Health plans confuse medical school students
Even doctors in training have trouble sifting through insurance options to pick the cheapest available plan, a study shows.
“I think it confirms some of the issues that folks may have with choosing complicated insurance plans,” said Jonathan Gruber.
An economist at Massachusetts Institute of Technology and director of the Health Care Program at the National Bureau of Economic Research, Gruber was not involved in the report.
The study focused on Medicare Part D plans.
Starting in 2006, the plans gave prescription drug subsidies to people covered by Medicare, the government-run health insurance for the elderly and disabled. Enrollees must choose from 30 or more plans, depending on their home state.
According to a recent analysis, only 5 percent of Medicare beneficiaries had picked the cheapest plan, the authors write.
“About 13 million older adults that have a stand-alone Medicare Part D plan and do not qualify for low-income subsidies are affected by this phenomenon,” said Andrew Barnes, who worked on the study at Virginia Commonwealth University School of Medicine.
The researchers asked 70 medical students and residents to pick the cheapest plan for a hypothetical patient, “Bill,” from a list of three or nine plans.
For each option, there was information about monthly drug premiums, the annual deductible, number of network pharmacies and estimated annual cost.
Just fewer than half of the participants correctly chose the plan with the lowest estimated annual cost, the authors write in PLoS One.
When there were three choices, two-thirds of the medical students and residents chose correctly. That dropped to one-third when there were nine plan choices.
“Our results reinforce the notion of ‘choice overload,' where the more options we have, the more difficulty we have processing and comparing the attributes of these options and making a decision,” Barnes said. “But even if the number of plans available were lower, many Medicare beneficiaries still do not understand the information that is provided.”
That is particularly a concern for older people who may have trouble with numbers, Barnes added.
On average, participants who chose a higher-cost plan would have Bill spending about $100 more than necessary each year, the researchers found.
Show commenting policy
TribLive commenting policy
You are solely responsible for your comments and by using TribLive.com you agree to our Terms of Service.

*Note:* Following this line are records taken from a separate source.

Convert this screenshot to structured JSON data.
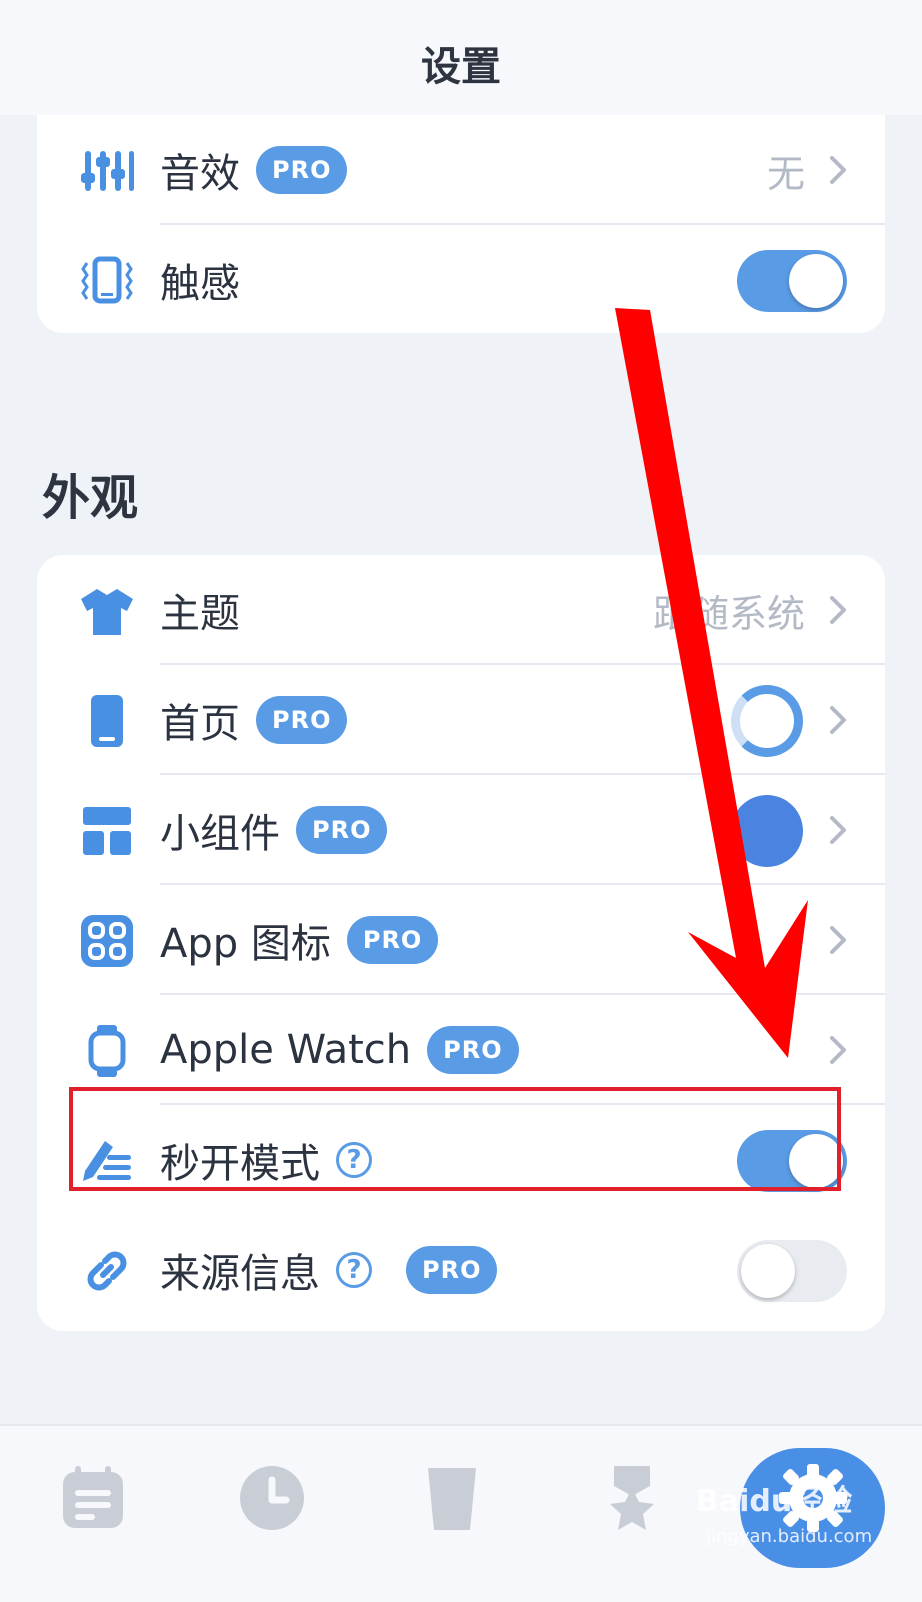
{
  "header": {
    "title": "设置"
  },
  "sound": {
    "label": "音效",
    "badge": "PRO",
    "value": "无"
  },
  "haptics": {
    "label": "触感",
    "toggle": "on"
  },
  "appearance": {
    "section_title": "外观",
    "theme": {
      "label": "主题",
      "value": "跟随系统"
    },
    "home": {
      "label": "首页",
      "badge": "PRO"
    },
    "widgets": {
      "label": "小组件",
      "badge": "PRO"
    },
    "app_icon": {
      "label": "App 图标",
      "badge": "PRO"
    },
    "apple_watch": {
      "label": "Apple Watch",
      "badge": "PRO"
    },
    "quick_launch": {
      "label": "秒开模式",
      "help": "?",
      "toggle": "on"
    },
    "source_info": {
      "label": "来源信息",
      "help": "?",
      "badge": "PRO",
      "toggle": "off"
    }
  },
  "tabbar": {
    "tabs": [
      "list-icon",
      "clock-icon",
      "cup-icon",
      "award-icon",
      "gear-icon"
    ],
    "active": "gear-icon"
  },
  "watermark": {
    "brand": "Baidu经验",
    "url": "jingyan.baidu.com"
  },
  "colors": {
    "accent": "#5a9be6",
    "highlight": "#e0202a",
    "arrow": "#ff0000"
  }
}
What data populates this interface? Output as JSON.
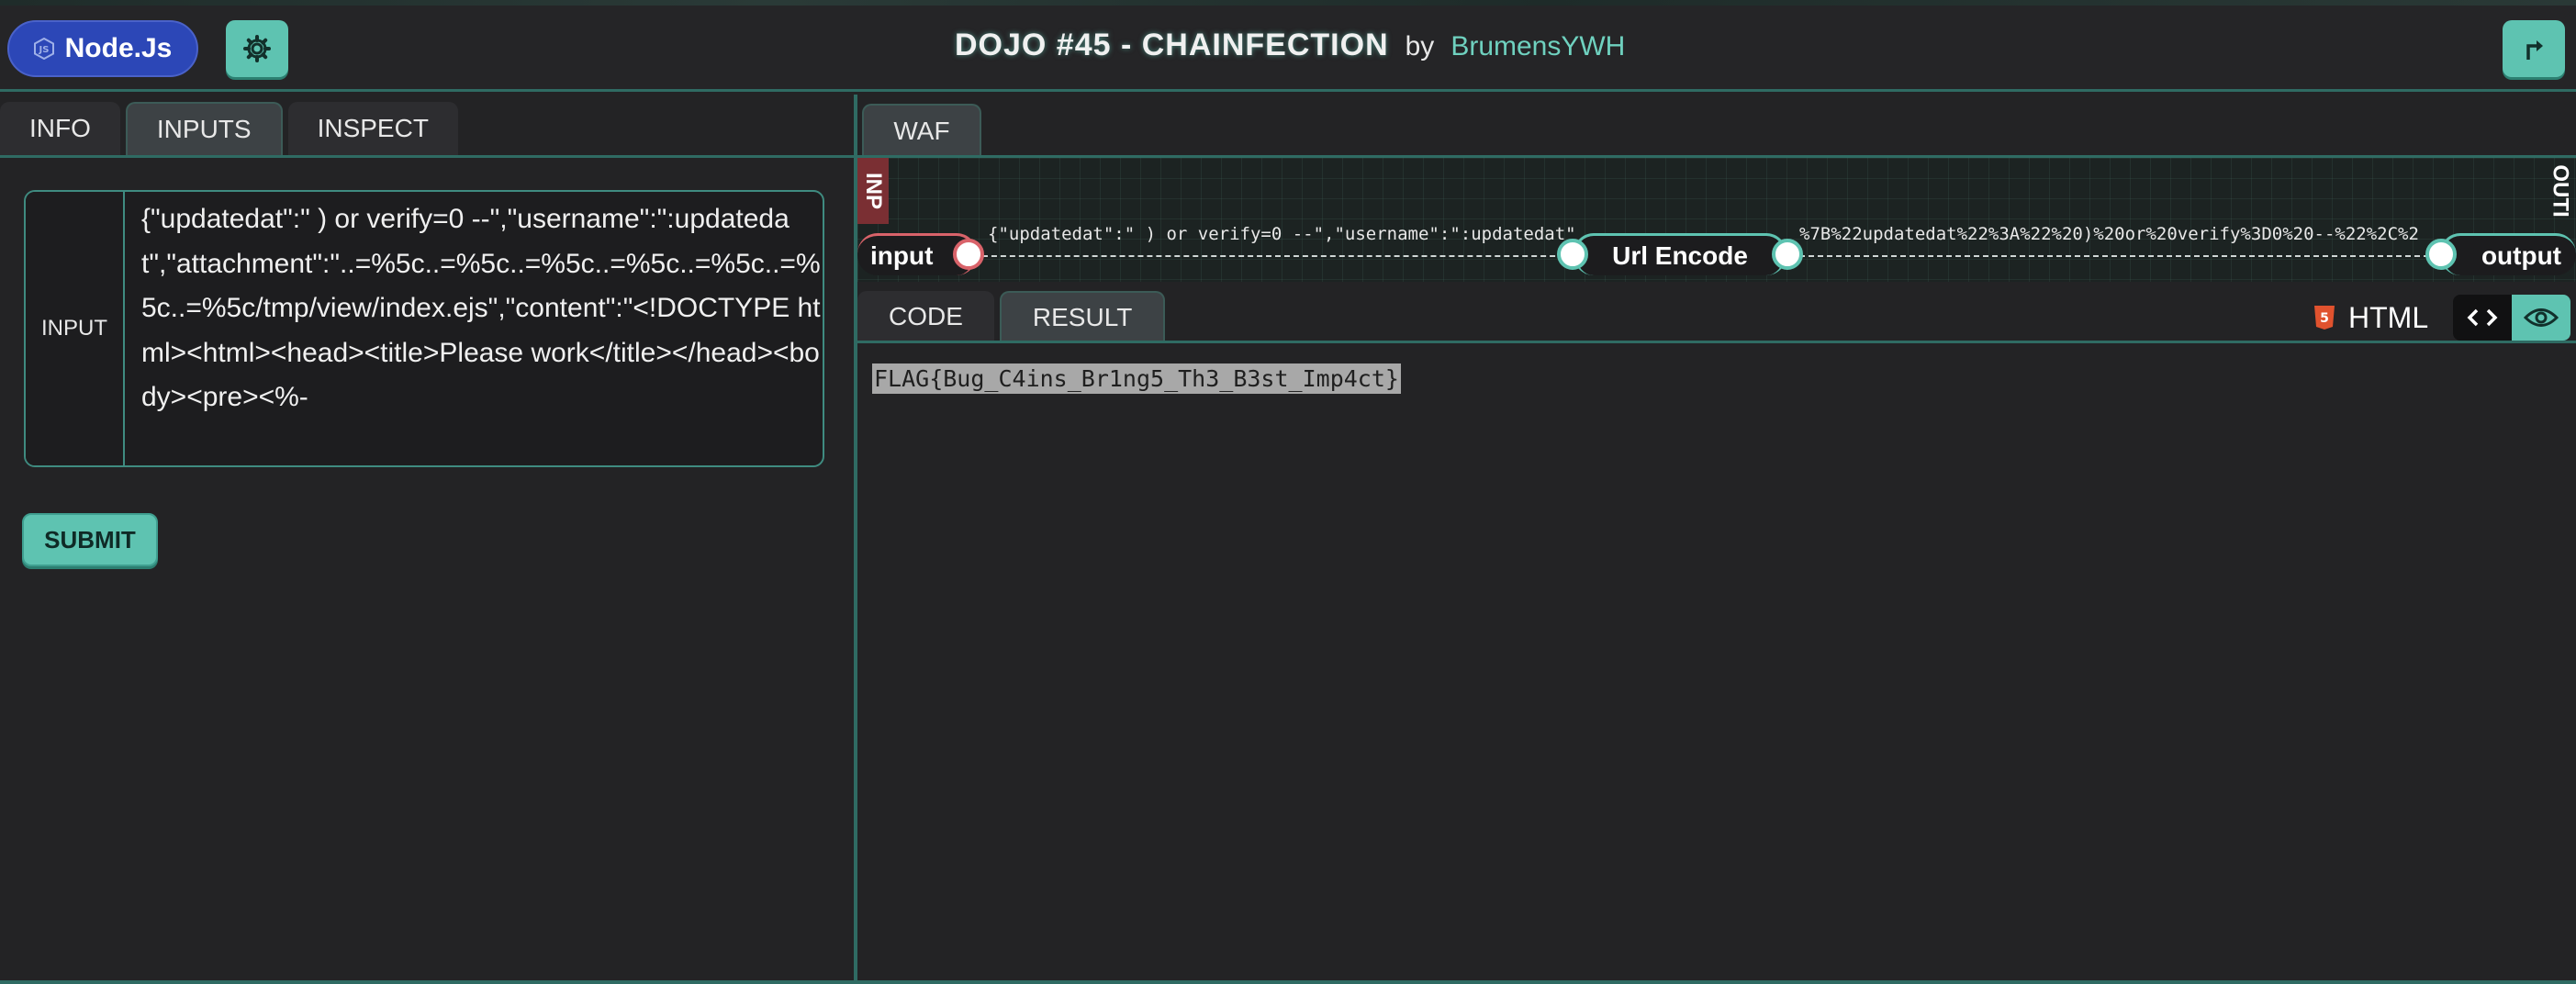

We moderate comments. Our goal is to provide substantive commentary for a general readership. By screening submissions, we provide a space where readers can share intelligent and informed commentary that enhances the quality of our news and information.
While most comments will be posted if they are on-topic and not abusive, moderating decisions are subjective. We will make them as carefully and consistently as we can. Because of the volume of reader comments, we cannot review individual moderation decisions with readers.
We value thoughtful comments representing a range of views that make their point quickly and politely. We make an effort to protect discussions from repeated comments either by the same reader or different readers.
We follow the same standards for taste as the daily newspaper. A few things we won't tolerate: personal attacks, obscenity, vulgarity, profanity (including expletives and letters followed by dashes), commercial promotion, impersonations, incoherence, proselytizing and SHOUTING. Don't include URLs to Web sites.
We do not edit comments. They are either approved or deleted. We reserve the right to edit a comment that is quoted or excerpted in an article. In this case, we may fix spelling and punctuation.
We welcome strong opinions and criticism of our work, but we don't want comments to become bogged down with discussions of our policies and we will moderate accordingly.
We appreciate it when readers and people quoted in articles or blog posts point out errors of fact or emphasis and will investigate all assertions. But these suggestions should be sent via e-mail. To avoid distracting other readers, we won't publish comments that suggest a correction. Instead, corrections will be made in a blog post or in an article.
- Coal’s worst fears affirmed in analysis of Obama climate plan
- Police officials rethink approach to training
- Obama reaches out to Jewish community
- 28 evacuated as fire hits oil platform off Louisiana coast
- Couple pleads not guilty in Kentucky bourbon thefts
- As oil production soars, so do pipeline leaks
- Giant hole forms near golf course
- Security guard indicted in Ky. whiskey thefts
- D.C. mansion murder suspect had help, police say
- Cuban talks to continue
- Senate still works on NSA proposal as deadline nears